H4. Do you think Islam will overtake Christianity in the number of believers? Explain your view.

No. Christians just have to stand for their belief and we will never be taken over. (Benjamin)

H5. Why do you think feudalism developed independently in Western Europe and Japan at around the same time in history?

It may have been the Silk Road connection between Europe and Asia that led to a similar feudal system. Or, considering the extent of knowledge and technology at the time, it was just the most apparent thing to do and so both nations wisely practiced the same system. (Tom)

H5. Revisit the issue of Muhammad Ali being allowed to avoid the United States draft based on converting to Islam. Islam allows fighting only in "Holy Wars," and Ali said that the Vietnam War was not a "Holy War" and thus it was against his conscience to fight in it.

What could possibly make a war holy? I am not a pacifist, but I think that war is a horrible, bloody, heartbreaking thing. I know that some Muslims believe that Allah told them to go on a jihad and kill people, but all the same, how is that holy? And if that is “holy”, how do they determine what wars are holy? Is there some sort of criteria they have to meet? Something I would like to know would be whether or not there were other Muslims fighting in the war. How did they decide that the war was holy? I think that if he was going to live in America, he should have been required to serve, just like every other American. That is the price of our freedom. (Michelle)

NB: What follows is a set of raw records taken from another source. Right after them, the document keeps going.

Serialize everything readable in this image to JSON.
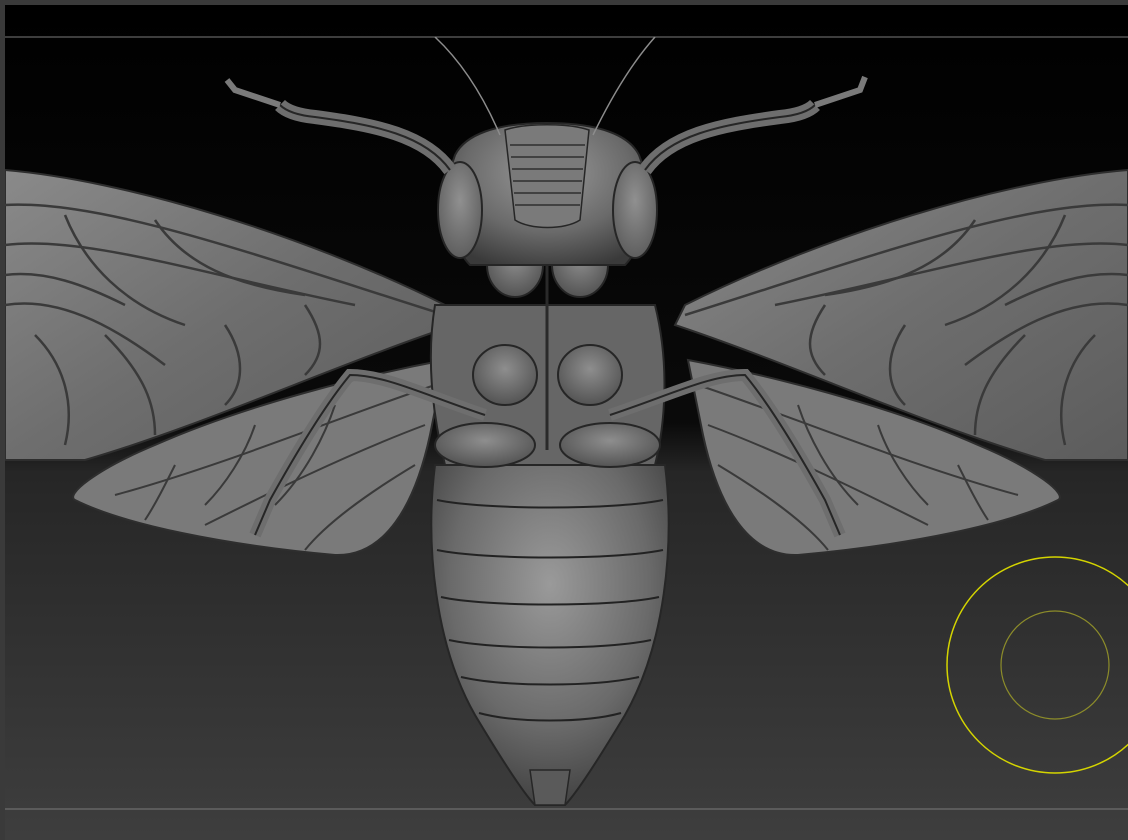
{
  "viewport": {
    "background_top": "#000000",
    "background_bottom": "#3d3d3d",
    "guide_line_color": "#8a8a8a"
  },
  "model": {
    "subject": "cicada",
    "material": "gray-clay",
    "base_color": "#777777",
    "shadow_color": "#2a2a2a",
    "highlight_color": "#b8b8b8"
  },
  "brush_cursor": {
    "color": "#d4d400",
    "inner_color": "#8c8c2a"
  }
}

H6. Do you think the term "faith" properly applies to any religion other than Christianity?

No - the very fact that faith is a Christian idea removes the possibility of it applying correctly to any other religions. That is the simple, concise answer! (Deborah)
... [T]he Christian faith is in fact different from every other religious faith. Through going back to the Hebrew language this becomes clear. The Hebrew word for faith which is used in the Old Testament is emunah. Emunah is an action oriented to the word “support”. So when I say that I have faith in God, I am not just saying that I have confidence that God exists, like people in other religions say, I am going even further. I am saying that I fully support what I know God can do and is going to do. So the Christian faith is different from the faith in any other religion. (Jenna N.)
I do not believe that “faith” can be properly applied to any other religion because most religions either believe in multiple gods with human desires and temptations or one god that acts on “whims.” (Olivia)

H7. Comment on the history of feudalism in Japan.

The samurai of feudal Japan were first and foremost good Shinto’s, which embraced some of the teachings of Buddhism but was more of a way of life than a religion. Shinto required devotion to one’s lord, similar to the feudal setup in Europe, but the emperor was considered to be a god. However, the “god” usually was a mere figurehead, ruled by a military leader called a “shogun,” who was merely a powerful samurai. The samurai’s code of conduct and oaths to protect the weak and innocent inspired American filmmaker George Lucas, hundreds of years later, to create the Jedi knights of his Star Wars universe. (Duncan)